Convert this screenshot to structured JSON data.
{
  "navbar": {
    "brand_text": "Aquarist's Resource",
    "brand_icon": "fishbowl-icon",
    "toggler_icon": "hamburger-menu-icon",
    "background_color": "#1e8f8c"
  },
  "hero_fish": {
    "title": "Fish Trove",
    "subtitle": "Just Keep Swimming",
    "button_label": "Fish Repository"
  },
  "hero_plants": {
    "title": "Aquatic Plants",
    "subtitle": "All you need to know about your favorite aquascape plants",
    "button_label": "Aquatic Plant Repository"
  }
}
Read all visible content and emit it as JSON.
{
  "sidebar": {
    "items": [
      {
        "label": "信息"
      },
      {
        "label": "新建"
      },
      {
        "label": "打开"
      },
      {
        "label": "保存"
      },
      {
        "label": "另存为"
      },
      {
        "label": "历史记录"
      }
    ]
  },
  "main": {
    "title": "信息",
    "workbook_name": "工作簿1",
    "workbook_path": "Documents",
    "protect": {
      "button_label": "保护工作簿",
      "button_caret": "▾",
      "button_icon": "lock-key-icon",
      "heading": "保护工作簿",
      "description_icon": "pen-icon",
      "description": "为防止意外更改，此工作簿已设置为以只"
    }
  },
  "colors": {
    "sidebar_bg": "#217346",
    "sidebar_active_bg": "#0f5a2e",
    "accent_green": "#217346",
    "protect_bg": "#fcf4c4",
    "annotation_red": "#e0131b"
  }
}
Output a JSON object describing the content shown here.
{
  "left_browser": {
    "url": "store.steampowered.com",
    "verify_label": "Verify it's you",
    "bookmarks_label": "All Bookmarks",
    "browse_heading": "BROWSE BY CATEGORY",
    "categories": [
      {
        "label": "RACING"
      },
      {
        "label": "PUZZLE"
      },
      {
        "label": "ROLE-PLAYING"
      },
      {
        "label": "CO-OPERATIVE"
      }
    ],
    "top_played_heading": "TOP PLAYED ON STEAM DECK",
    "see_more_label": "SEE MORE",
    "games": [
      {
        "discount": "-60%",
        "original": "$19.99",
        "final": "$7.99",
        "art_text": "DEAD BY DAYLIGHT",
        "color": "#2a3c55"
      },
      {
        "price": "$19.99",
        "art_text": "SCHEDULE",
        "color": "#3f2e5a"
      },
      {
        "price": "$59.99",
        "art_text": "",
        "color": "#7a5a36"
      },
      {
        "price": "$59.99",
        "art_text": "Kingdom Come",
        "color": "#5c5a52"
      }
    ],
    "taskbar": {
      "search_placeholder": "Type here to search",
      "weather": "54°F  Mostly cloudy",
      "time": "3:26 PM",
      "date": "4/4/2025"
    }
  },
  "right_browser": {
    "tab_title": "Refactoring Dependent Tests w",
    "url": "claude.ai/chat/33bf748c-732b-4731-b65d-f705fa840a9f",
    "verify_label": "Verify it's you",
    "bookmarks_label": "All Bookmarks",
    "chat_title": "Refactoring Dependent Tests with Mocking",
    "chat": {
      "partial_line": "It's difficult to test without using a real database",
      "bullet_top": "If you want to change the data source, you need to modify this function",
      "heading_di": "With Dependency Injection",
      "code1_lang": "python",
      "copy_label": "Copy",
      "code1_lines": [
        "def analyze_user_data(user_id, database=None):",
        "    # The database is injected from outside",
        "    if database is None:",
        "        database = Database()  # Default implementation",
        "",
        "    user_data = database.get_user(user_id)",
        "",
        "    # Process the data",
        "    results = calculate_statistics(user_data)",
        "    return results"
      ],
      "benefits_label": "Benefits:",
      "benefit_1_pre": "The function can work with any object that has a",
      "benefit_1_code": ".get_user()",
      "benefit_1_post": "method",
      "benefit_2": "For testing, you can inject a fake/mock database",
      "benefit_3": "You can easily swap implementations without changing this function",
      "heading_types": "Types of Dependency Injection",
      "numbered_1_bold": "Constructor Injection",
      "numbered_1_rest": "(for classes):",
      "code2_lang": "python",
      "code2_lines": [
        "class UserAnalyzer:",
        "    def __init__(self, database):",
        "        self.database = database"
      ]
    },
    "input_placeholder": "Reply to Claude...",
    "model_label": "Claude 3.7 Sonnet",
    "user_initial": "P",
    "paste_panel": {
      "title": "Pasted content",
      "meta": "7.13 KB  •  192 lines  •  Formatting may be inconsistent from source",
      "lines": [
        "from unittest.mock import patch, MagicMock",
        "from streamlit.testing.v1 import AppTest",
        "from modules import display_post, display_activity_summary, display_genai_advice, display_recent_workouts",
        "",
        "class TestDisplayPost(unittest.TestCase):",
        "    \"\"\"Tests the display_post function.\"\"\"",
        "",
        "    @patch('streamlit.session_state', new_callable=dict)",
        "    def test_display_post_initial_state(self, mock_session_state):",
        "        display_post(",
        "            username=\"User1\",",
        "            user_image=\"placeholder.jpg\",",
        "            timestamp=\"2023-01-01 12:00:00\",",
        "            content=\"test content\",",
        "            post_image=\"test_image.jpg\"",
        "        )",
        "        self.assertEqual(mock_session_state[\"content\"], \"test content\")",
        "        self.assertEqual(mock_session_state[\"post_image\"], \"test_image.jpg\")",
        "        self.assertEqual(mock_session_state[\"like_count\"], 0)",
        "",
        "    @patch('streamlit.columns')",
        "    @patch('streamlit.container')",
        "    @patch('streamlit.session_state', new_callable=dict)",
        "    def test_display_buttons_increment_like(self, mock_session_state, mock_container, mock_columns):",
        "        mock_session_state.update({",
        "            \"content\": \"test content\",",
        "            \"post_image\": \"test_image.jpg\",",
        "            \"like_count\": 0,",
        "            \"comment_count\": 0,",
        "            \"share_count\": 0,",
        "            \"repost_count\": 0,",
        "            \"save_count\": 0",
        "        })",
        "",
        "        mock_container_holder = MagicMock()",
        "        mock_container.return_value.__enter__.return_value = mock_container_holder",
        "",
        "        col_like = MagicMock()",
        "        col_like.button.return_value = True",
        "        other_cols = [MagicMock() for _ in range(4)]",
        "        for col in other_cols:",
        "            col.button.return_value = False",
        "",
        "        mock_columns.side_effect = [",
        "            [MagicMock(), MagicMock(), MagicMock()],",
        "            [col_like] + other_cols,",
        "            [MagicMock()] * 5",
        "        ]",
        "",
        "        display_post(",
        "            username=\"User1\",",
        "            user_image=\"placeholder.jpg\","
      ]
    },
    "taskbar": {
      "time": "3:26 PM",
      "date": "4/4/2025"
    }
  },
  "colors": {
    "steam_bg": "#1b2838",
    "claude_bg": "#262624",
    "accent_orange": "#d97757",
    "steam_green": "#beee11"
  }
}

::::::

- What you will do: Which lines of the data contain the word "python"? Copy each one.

- Response area:
      "code1_lang": "python",
      "code2_lang": "python",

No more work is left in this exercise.